### WORK INSTRUCTIONS
Nothing but a number should be written: the count of lines below that contain "https".

### MATERIAL FOR THIS TASK
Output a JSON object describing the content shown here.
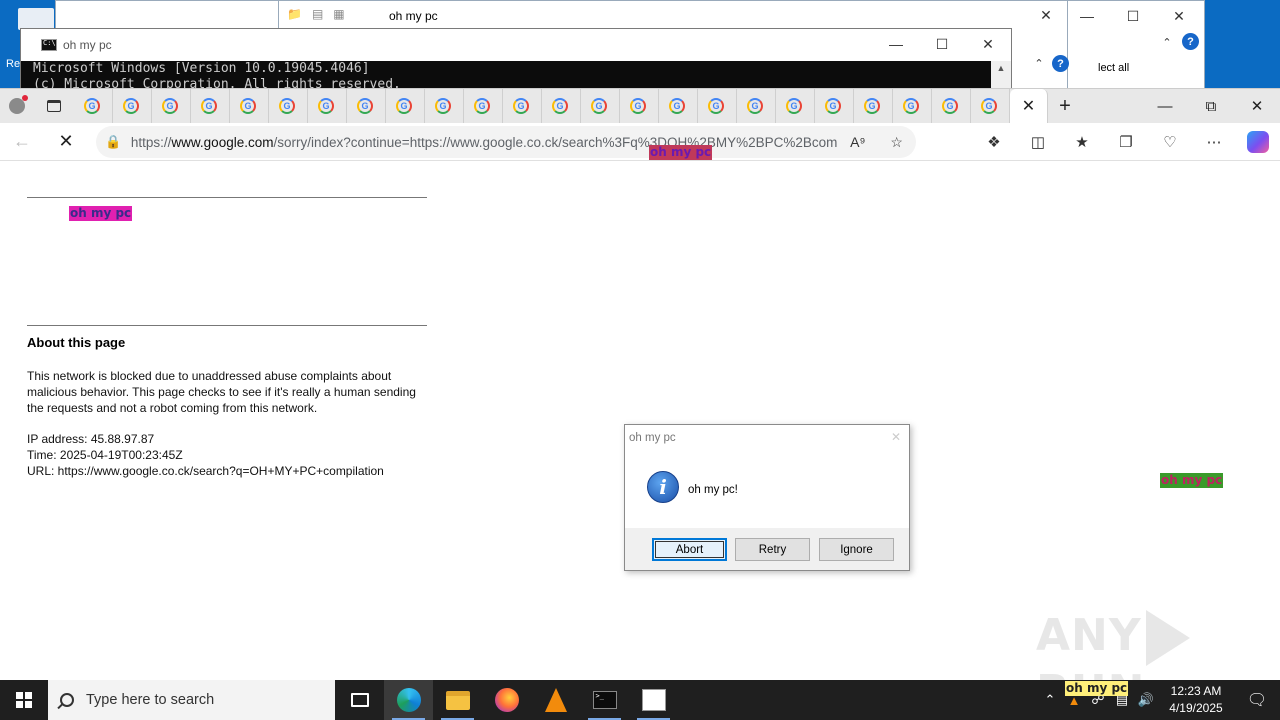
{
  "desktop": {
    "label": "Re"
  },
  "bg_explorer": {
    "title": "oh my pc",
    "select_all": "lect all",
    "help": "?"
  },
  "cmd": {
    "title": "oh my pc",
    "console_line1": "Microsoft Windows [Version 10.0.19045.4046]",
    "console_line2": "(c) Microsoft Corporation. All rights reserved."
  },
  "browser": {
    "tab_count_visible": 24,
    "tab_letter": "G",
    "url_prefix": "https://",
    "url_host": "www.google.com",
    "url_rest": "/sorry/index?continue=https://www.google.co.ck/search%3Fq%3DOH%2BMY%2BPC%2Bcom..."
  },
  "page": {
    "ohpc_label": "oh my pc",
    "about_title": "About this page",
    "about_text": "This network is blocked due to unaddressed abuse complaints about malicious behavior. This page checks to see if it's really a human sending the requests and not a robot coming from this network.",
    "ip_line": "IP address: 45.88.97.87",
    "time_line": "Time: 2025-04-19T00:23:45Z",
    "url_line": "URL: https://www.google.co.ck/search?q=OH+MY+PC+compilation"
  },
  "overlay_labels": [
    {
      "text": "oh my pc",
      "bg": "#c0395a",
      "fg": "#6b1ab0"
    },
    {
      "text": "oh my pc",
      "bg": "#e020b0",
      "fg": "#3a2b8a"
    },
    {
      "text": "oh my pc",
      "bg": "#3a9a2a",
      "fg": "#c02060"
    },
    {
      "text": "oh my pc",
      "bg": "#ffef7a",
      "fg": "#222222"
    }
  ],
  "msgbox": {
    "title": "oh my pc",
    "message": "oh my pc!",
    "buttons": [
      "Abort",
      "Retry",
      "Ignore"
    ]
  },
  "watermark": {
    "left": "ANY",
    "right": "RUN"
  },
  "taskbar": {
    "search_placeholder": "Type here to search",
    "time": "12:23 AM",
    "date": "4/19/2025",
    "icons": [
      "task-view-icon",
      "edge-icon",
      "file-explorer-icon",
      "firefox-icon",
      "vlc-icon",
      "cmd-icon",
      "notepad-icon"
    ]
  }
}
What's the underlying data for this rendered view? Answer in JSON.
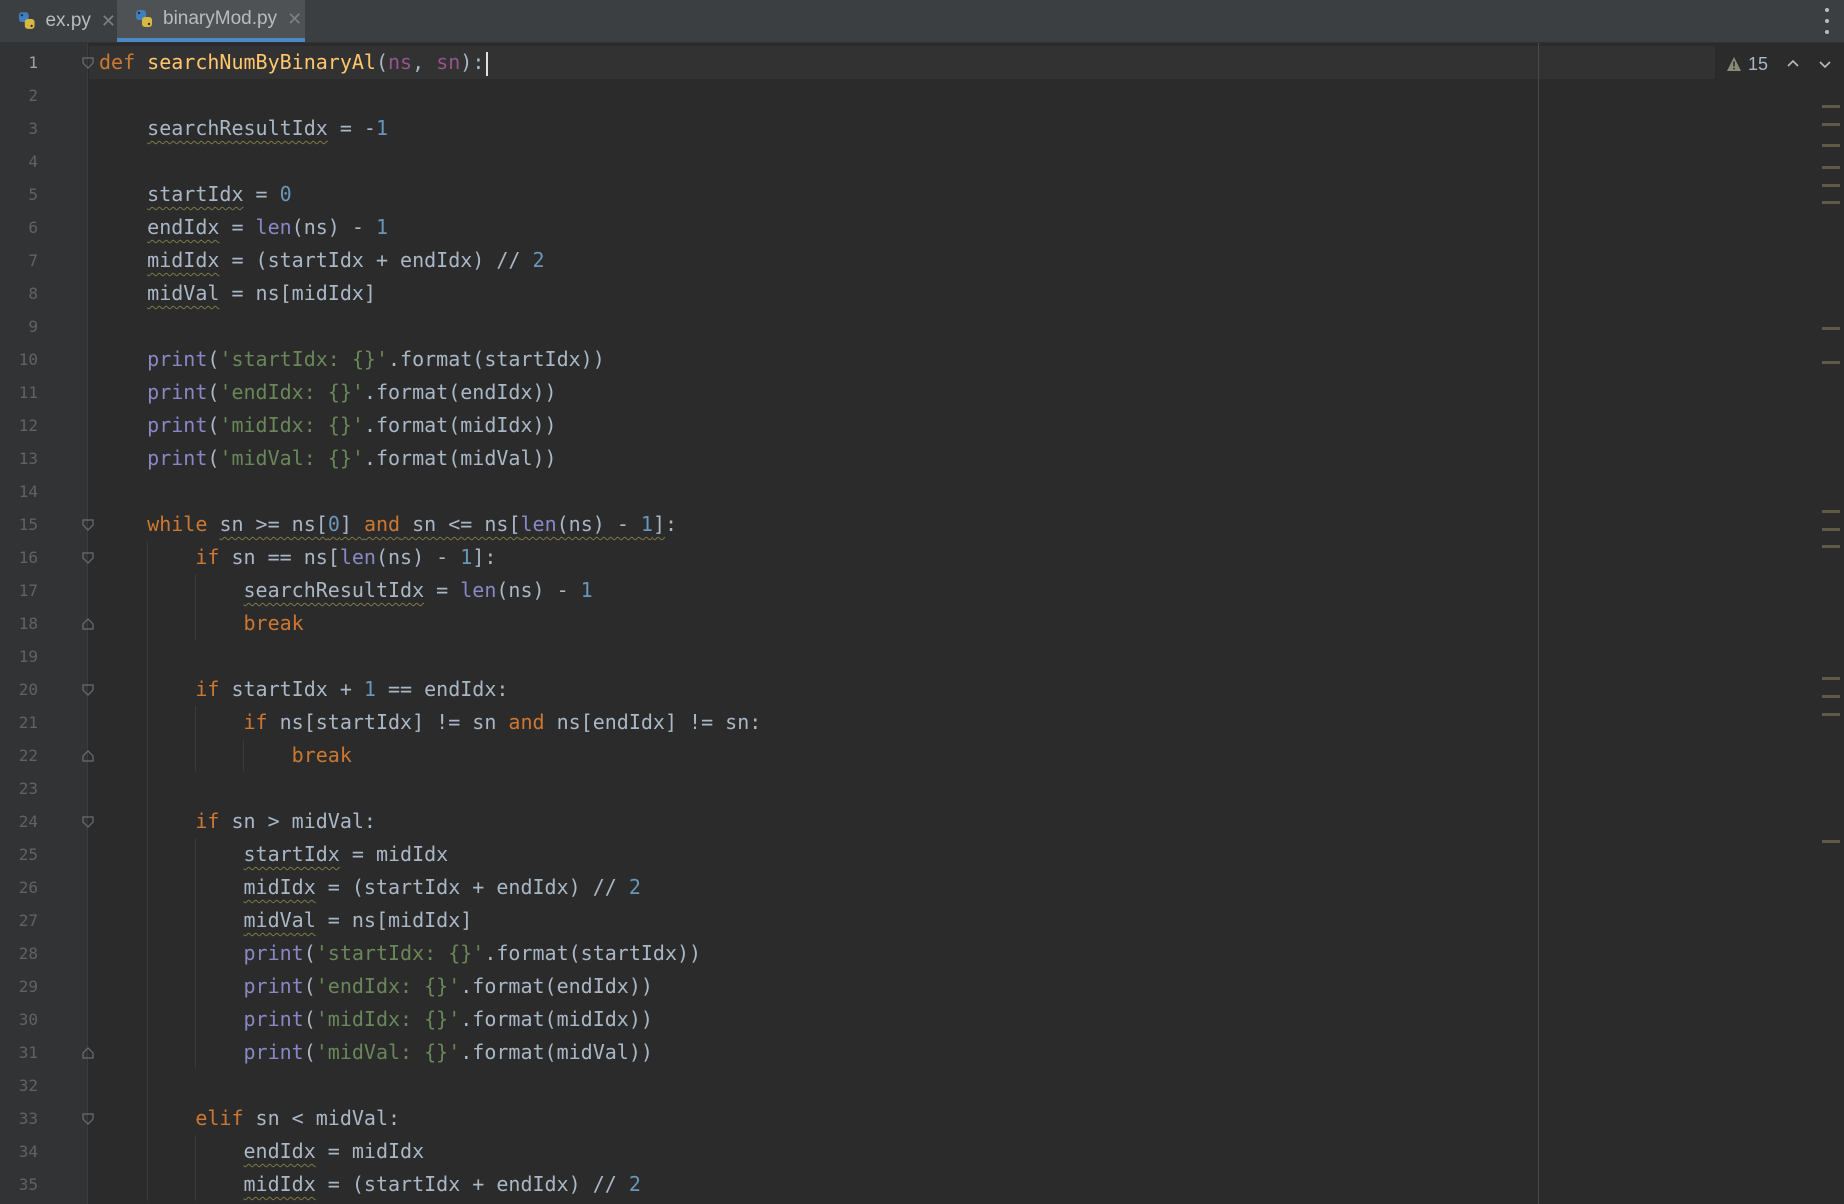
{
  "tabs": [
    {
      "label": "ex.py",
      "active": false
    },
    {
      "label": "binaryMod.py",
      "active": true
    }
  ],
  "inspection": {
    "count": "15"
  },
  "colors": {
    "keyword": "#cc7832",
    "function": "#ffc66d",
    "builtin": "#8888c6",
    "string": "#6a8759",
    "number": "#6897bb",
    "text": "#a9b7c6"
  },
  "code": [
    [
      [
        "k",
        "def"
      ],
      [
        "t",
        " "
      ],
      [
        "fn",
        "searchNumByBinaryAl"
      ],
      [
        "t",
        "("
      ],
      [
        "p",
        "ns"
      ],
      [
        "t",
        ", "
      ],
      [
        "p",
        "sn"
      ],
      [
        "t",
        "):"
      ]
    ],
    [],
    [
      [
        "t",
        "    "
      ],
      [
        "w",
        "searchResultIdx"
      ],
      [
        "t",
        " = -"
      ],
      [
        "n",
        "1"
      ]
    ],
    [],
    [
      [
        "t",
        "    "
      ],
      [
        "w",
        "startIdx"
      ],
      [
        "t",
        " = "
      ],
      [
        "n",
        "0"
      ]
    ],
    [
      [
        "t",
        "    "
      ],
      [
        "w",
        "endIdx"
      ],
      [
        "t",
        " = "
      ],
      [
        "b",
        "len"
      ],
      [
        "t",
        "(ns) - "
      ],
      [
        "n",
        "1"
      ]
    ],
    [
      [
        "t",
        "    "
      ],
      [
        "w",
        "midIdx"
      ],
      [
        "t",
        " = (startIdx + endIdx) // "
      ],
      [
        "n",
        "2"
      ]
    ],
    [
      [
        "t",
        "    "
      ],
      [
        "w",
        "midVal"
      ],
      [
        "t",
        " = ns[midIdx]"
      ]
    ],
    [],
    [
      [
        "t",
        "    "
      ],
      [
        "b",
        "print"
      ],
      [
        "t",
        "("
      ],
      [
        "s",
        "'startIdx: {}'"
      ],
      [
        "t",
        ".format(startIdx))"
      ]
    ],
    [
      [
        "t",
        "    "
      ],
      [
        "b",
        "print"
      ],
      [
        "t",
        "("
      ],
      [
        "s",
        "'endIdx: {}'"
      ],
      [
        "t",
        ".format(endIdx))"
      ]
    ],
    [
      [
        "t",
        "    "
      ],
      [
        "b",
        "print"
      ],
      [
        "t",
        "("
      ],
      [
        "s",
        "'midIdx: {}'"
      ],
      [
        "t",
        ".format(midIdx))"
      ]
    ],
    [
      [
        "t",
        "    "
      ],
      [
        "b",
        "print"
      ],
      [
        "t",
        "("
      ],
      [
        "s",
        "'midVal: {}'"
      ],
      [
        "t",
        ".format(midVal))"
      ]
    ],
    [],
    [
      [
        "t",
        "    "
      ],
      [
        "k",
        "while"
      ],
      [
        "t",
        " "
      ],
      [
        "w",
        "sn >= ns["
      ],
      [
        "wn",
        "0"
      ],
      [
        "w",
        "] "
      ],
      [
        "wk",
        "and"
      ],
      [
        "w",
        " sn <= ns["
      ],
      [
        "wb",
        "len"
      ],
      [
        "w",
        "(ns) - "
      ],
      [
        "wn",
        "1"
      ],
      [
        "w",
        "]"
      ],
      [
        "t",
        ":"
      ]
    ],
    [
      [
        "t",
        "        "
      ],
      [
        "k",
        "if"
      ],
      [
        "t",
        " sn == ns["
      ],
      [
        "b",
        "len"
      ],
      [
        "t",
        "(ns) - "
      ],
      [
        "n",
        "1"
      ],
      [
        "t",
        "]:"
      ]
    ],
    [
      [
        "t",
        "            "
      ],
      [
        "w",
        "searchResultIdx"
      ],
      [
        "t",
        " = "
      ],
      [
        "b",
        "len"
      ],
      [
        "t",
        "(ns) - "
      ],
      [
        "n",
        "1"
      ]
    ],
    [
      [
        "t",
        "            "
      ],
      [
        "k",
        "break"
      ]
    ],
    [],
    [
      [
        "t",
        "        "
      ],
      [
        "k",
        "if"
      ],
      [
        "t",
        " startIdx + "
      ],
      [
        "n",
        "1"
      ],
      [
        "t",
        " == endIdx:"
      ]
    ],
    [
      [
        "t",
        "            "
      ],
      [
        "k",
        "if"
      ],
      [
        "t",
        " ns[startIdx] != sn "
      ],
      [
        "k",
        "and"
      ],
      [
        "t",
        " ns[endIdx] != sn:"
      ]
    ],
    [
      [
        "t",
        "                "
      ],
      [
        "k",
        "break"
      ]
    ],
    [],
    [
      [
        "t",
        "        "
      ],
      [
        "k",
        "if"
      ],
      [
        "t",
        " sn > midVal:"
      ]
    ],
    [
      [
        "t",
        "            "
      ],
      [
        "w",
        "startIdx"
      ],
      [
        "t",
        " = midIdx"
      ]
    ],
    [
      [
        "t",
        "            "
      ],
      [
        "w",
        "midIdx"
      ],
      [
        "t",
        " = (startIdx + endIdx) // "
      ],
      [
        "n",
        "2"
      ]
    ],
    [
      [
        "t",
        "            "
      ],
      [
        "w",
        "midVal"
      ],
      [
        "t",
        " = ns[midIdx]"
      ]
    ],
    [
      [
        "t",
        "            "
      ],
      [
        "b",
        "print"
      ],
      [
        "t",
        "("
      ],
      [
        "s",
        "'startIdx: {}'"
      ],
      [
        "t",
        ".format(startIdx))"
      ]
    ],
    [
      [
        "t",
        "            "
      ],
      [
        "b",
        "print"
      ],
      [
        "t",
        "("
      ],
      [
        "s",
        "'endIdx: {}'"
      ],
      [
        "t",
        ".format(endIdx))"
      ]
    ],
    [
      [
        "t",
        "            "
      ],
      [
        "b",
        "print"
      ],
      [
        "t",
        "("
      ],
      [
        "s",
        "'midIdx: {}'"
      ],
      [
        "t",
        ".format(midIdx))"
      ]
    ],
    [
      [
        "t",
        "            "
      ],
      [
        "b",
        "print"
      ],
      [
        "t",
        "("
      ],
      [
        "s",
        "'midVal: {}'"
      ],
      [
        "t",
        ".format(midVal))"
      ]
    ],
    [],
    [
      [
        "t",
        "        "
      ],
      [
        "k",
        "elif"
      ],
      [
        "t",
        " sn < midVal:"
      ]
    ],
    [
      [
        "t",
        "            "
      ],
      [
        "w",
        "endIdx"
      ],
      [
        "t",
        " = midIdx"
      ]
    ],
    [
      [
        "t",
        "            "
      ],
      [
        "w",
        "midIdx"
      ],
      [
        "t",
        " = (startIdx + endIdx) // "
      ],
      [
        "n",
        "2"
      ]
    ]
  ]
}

### REPLY TO THE EXERCISE
3